For us, the way it is implemented is a cause for concern because there will be many differing situations among banks – some choosing to absorb the full impact immediately, and others absorbing the impact only over a much longer period of time. This could create an environment that is not consistent across banks. But I think that the banks have no reason to be concerned because they have been given the possibility to postpone the impact over a time period that is quite generous.
In Portugal, we have banks owned by non-euro area investors from countries such as China or Angola. Could this be a problem for the supervisory authority?
It is the result of globalisation, it would be surprising if there were no investors from these regions in Europe. And it is our job to authorise these operations since November 2014. So, if we authorised them, it is because we analysed the operation and considered that the supervisory requirements had been met.
How important is it for certain banking sectors, like the Portuguese banking sector, for banking union to be completed?
What is missing is the common European deposit insurance scheme. It is important to complete banking union so that it can be viewed as a single jurisdiction. It is important for European citizens that the insurance for their deposits should be the same, irrespective of the country. And it will allow more cross-border mergers.
Are you optimistic that it will soon be completed?
Yes, I am optimistic that it will be completed. As to whether it will be soon, I can only hope so. There is a difference between hoping it will happen and it actually happening. Currently the European Commission is launching proposals for discussion, which is very positive. But we must keep in mind that the final goal is a truly European Deposit Insurance Scheme. If we make progress, but towards a lesser goal, this would be a concern. I notice some countries saying that this has to happen in parallel with risk reduction, and non-performing loans are precisely the problem that has to be addressed.
And what about Brexit?
I can confirm that we are ready to receive banks or investment companies that want to relocate to the euro area. We have to be ready, it is not an option. We also want the national supervisory authorities of the countries to which these institutions move, to be ready too, recruiting supervisors for this additional task. And I think that Brexit offers us a good opportunity to think about how international banking groups should be structured. We are the “home supervisors” of several international banks that have their base in the euro area but which operate internationally. With Brexit we will increasingly also be the “host supervisors” of banks that have their headquarters outside Europe. American and Japanese banks for example that operate in Europe because they were authorised in the United Kingdom are now going to have to be authorised somewhere in the euro area.
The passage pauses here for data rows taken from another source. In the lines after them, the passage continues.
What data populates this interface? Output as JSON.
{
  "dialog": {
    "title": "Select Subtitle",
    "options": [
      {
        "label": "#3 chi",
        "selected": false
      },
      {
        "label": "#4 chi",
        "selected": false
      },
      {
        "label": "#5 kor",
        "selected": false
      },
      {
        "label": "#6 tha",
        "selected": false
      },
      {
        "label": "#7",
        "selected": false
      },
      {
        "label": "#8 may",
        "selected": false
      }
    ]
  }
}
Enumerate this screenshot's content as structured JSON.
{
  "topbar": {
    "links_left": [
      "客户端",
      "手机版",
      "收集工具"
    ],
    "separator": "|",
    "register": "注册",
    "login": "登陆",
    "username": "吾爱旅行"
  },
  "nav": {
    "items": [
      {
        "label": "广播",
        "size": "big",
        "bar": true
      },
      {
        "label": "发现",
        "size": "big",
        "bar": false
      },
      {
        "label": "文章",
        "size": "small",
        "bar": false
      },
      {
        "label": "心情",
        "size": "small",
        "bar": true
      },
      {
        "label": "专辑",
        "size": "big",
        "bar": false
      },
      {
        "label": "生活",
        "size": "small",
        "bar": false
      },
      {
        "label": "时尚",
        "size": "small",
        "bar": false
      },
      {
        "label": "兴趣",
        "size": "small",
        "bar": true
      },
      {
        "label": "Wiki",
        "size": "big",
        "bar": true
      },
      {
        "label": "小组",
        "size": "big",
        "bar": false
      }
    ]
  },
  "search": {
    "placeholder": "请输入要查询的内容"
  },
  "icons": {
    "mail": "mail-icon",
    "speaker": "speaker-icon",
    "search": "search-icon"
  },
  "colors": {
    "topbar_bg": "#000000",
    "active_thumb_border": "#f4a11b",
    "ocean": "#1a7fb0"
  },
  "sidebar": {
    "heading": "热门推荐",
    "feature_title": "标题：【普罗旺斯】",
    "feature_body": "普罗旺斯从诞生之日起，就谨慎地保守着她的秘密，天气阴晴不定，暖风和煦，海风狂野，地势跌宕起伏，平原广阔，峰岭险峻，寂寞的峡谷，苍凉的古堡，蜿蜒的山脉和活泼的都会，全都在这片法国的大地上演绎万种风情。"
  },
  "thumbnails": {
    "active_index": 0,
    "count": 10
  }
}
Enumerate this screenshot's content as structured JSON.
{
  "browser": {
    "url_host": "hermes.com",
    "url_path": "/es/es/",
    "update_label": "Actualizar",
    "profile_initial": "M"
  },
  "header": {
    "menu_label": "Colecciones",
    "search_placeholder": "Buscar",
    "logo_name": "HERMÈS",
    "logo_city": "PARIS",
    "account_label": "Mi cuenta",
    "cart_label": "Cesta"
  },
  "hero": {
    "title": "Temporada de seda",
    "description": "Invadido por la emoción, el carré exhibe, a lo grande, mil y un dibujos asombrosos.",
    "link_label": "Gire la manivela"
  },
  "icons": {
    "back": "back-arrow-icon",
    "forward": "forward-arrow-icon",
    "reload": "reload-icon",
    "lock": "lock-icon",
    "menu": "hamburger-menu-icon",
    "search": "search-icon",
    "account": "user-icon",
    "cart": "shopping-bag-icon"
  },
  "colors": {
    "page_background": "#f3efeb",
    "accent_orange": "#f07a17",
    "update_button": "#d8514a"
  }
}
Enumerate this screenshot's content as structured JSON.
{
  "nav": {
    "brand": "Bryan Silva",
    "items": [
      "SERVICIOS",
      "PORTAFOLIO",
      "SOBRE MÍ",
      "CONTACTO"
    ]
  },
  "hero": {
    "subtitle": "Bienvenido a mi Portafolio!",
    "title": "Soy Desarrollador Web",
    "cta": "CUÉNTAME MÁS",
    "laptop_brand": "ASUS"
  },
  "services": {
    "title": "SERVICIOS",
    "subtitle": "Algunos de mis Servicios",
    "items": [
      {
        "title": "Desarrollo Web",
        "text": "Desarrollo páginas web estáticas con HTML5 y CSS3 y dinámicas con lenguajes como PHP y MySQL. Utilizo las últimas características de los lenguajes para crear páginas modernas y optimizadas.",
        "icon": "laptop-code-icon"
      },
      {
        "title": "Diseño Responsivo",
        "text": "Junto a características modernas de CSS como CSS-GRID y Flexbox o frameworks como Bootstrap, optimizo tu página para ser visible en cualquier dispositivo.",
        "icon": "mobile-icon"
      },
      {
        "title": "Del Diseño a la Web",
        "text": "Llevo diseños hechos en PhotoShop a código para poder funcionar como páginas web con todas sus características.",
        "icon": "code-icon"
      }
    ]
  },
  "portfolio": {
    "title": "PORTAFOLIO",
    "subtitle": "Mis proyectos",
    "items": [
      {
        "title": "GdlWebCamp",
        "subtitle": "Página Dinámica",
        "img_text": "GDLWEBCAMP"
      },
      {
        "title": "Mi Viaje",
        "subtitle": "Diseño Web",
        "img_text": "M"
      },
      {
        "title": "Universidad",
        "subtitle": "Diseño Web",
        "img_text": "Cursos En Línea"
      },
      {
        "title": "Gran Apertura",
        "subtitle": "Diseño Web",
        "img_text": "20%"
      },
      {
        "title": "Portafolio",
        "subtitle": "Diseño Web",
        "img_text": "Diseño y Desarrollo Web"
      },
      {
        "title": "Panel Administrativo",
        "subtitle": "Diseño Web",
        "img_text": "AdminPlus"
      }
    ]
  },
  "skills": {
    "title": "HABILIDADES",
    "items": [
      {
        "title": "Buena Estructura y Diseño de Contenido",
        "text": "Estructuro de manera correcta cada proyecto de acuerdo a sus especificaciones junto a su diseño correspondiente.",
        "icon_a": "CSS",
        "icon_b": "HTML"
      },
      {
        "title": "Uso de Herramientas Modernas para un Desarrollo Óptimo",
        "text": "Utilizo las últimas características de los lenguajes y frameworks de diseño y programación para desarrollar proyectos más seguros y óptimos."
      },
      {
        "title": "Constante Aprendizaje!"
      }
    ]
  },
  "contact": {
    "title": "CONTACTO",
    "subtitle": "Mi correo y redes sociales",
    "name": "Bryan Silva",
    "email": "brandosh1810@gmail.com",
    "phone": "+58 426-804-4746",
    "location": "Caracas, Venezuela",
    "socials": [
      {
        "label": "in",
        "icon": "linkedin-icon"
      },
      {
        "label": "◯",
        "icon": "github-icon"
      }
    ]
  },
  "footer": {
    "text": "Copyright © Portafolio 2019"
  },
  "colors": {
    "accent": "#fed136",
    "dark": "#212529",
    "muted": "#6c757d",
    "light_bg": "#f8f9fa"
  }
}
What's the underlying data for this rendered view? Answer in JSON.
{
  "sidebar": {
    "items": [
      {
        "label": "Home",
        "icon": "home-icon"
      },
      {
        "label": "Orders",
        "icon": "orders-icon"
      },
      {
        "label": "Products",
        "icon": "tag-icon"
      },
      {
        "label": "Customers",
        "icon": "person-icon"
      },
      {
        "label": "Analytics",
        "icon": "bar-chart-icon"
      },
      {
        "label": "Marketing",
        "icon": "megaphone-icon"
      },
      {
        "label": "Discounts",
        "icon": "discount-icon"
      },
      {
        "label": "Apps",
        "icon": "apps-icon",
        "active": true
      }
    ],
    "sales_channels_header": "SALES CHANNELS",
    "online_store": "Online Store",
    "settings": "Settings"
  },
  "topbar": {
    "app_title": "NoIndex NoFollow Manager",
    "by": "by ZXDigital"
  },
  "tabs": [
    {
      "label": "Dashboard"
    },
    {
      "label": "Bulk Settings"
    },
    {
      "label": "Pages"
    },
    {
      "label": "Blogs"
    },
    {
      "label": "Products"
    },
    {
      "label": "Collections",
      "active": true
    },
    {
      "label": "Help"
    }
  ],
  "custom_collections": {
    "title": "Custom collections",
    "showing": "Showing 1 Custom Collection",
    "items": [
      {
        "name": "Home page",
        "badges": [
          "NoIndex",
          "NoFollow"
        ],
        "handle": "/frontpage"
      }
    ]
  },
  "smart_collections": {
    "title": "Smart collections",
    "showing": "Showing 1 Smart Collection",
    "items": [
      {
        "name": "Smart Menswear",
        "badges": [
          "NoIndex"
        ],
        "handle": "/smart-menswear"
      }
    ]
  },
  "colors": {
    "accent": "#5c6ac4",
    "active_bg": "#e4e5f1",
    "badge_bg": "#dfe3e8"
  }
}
The SSM does not want to issue licences to banks that only have their name on a building and not much more. If banks want to have a significant balance sheet that will be registered in the euro area, we want to have commensurate risk management and risk committees here. For banks with trading operations, we want them to have some trading and hedging capacities located in the euro area, not necessarily full capacity, but a significant capacity. We are also asking legislators to look at the situation of investment banks. In Europe, the regulation of investment banks is a lighter version of the regulation of banks. And many banks coming from the United Kingdom are investment banks. In the UK, the national legislation permits to have them supervised as if they were banks. We have to be sure now, that these systemic investment banks are going to be supervised as banks in the euro area as well, which requires some changes in the European regulation.